A fractal tree is constructed iteratively by growing new branches, which have a specific length ratio with respect to the parent branch (scaling factor). The fan angle, the number of new branches and number of generations are user controlled. The number of branches grows exponentially. Use ngen~10 for best results. The displayed tree exhibits self-similarity, i.e. the same patterns at different scales.

The code uses a dictionary to store the node coordinates as complex numbers and Tkinter for graphics. It is a good example of how Python's powerful data structures, combined with a vast body of modules can be used to write concise and user friendly code. The code was tested with Python 2.3 and 2.4.

You may also want to check out a similar recipe: http://aspn.activestate.com/ASPN/Cookbook/Python/Recipe/347736.

It is well known that when the fan angle is 120 deg, the branches will asymptotically touch if one sets the scaling factor to 0.6180339887498949, that is the inverse of the golden ratio. To see this, type

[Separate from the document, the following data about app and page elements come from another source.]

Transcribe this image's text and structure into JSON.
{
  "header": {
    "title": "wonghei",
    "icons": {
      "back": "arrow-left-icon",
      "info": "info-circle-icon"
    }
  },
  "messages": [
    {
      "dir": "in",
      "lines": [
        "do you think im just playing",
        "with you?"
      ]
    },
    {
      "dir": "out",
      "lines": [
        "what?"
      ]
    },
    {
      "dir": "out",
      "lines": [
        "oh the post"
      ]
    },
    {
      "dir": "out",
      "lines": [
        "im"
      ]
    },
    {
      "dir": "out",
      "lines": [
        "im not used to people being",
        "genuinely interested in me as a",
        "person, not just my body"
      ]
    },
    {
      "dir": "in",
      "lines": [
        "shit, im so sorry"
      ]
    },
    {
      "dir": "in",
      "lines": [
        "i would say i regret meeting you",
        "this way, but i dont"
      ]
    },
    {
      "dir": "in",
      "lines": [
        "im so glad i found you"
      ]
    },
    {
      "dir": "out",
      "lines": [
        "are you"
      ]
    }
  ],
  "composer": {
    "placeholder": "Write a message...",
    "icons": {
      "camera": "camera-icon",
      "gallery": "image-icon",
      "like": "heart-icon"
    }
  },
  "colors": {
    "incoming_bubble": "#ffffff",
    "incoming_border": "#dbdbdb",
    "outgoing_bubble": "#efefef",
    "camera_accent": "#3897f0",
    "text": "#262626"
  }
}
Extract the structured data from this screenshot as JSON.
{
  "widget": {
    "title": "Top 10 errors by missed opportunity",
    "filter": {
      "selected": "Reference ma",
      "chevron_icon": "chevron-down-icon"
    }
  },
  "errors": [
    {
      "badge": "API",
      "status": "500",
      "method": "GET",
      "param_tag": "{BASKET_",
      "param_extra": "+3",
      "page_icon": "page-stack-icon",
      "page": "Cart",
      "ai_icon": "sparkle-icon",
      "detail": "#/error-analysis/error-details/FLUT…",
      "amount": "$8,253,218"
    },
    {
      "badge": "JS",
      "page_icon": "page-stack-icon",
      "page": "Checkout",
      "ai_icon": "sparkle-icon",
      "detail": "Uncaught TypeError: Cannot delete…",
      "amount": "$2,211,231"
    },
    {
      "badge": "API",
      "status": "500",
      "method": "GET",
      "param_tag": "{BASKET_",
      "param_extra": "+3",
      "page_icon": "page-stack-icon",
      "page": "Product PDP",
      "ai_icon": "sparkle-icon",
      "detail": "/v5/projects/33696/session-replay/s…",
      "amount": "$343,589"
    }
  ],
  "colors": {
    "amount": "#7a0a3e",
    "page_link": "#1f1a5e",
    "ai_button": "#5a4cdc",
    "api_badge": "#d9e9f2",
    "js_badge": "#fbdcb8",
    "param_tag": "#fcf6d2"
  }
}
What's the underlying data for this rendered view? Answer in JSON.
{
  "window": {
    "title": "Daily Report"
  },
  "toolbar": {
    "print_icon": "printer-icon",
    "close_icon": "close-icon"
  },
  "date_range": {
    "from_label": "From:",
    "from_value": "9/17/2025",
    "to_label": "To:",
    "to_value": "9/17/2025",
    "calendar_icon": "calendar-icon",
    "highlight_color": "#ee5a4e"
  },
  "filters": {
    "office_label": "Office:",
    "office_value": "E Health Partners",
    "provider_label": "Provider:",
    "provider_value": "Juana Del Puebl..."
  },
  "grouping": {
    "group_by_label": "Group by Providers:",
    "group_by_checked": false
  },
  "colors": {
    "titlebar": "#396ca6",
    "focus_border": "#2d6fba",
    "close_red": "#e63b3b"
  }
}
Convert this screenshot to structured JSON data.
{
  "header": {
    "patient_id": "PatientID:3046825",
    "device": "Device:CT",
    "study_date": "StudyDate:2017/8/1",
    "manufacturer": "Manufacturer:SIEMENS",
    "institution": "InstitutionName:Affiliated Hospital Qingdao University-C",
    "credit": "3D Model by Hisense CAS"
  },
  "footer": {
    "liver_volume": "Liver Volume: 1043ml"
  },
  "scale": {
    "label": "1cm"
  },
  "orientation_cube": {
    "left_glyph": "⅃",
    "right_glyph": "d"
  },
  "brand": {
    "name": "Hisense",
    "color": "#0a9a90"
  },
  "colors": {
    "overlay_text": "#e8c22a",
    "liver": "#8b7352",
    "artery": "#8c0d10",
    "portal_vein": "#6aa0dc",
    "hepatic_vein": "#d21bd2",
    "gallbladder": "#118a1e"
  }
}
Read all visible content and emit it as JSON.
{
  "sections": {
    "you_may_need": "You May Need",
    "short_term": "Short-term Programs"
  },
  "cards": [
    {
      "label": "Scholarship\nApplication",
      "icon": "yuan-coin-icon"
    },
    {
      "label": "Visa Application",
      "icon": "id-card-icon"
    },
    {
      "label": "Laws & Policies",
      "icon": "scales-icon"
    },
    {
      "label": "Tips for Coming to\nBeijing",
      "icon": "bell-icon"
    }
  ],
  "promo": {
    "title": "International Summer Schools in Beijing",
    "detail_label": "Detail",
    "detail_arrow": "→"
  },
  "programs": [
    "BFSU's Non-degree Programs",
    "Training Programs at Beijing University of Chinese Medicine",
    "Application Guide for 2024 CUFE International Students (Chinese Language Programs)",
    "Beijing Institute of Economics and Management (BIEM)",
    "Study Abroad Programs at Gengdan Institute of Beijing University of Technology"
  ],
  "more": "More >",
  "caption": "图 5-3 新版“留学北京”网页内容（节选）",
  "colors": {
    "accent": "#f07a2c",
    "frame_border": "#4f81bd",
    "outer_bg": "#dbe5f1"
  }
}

python fractal_tree.py -a 120 -r 0.6180339887498949 -n 15

 Created by Alexander Pletzer on Sun, 17 Apr 2005 (PSF)